| TO DO |
Return all of the entries exactly, but do not include the pictures.

:: DATA LISTING ::

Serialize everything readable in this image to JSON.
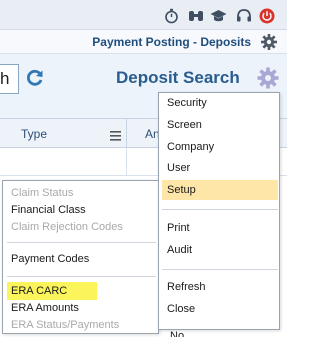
{
  "header": {
    "page_title": "Payment Posting - Deposits",
    "icons": [
      "stopwatch-icon",
      "binoculars-icon",
      "graduation-cap-icon",
      "headset-icon",
      "power-icon"
    ]
  },
  "search": {
    "input_value": "h",
    "title": "Deposit Search"
  },
  "table": {
    "columns": [
      "Type",
      "An"
    ]
  },
  "left_menu": {
    "items": [
      {
        "label": "Claim Status",
        "disabled": true
      },
      {
        "label": "Financial Class",
        "disabled": false
      },
      {
        "label": "Claim Rejection Codes",
        "disabled": true
      },
      {
        "label": "Payment Codes",
        "disabled": false
      },
      {
        "label": "ERA CARC",
        "disabled": false,
        "highlighted": true
      },
      {
        "label": "ERA Amounts",
        "disabled": false
      },
      {
        "label": "ERA Status/Payments",
        "disabled": true
      }
    ]
  },
  "right_menu": {
    "items": [
      {
        "label": "Security"
      },
      {
        "label": "Screen"
      },
      {
        "label": "Company"
      },
      {
        "label": "User"
      },
      {
        "label": "Setup",
        "highlighted": true
      },
      {
        "label": "Print"
      },
      {
        "label": "Audit"
      },
      {
        "label": "Refresh"
      },
      {
        "label": "Close"
      }
    ]
  },
  "partial_bottom_text": "No",
  "colors": {
    "title_blue": "#1f4e7d",
    "menu_highlight_yellow": "#fbf45b",
    "setup_highlight": "#fde6a8",
    "power_red": "#d9342b"
  }
}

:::

| YOUR RESPONSE |
Serialize everything readable in this image to JSON.
{
  "header": {
    "page_title": "Payment Posting - Deposits",
    "icons": [
      "stopwatch-icon",
      "binoculars-icon",
      "graduation-cap-icon",
      "headset-icon",
      "power-icon"
    ]
  },
  "search": {
    "input_value": "h",
    "title": "Deposit Search"
  },
  "table": {
    "columns": [
      "Type",
      "An"
    ]
  },
  "left_menu": {
    "items": [
      {
        "label": "Claim Status",
        "disabled": true
      },
      {
        "label": "Financial Class",
        "disabled": false
      },
      {
        "label": "Claim Rejection Codes",
        "disabled": true
      },
      {
        "label": "Payment Codes",
        "disabled": false
      },
      {
        "label": "ERA CARC",
        "disabled": false,
        "highlighted": true
      },
      {
        "label": "ERA Amounts",
        "disabled": false
      },
      {
        "label": "ERA Status/Payments",
        "disabled": true
      }
    ]
  },
  "right_menu": {
    "items": [
      {
        "label": "Security"
      },
      {
        "label": "Screen"
      },
      {
        "label": "Company"
      },
      {
        "label": "User"
      },
      {
        "label": "Setup",
        "highlighted": true
      },
      {
        "label": "Print"
      },
      {
        "label": "Audit"
      },
      {
        "label": "Refresh"
      },
      {
        "label": "Close"
      }
    ]
  },
  "partial_bottom_text": "No",
  "colors": {
    "title_blue": "#1f4e7d",
    "menu_highlight_yellow": "#fbf45b",
    "setup_highlight": "#fde6a8",
    "power_red": "#d9342b"
  }
}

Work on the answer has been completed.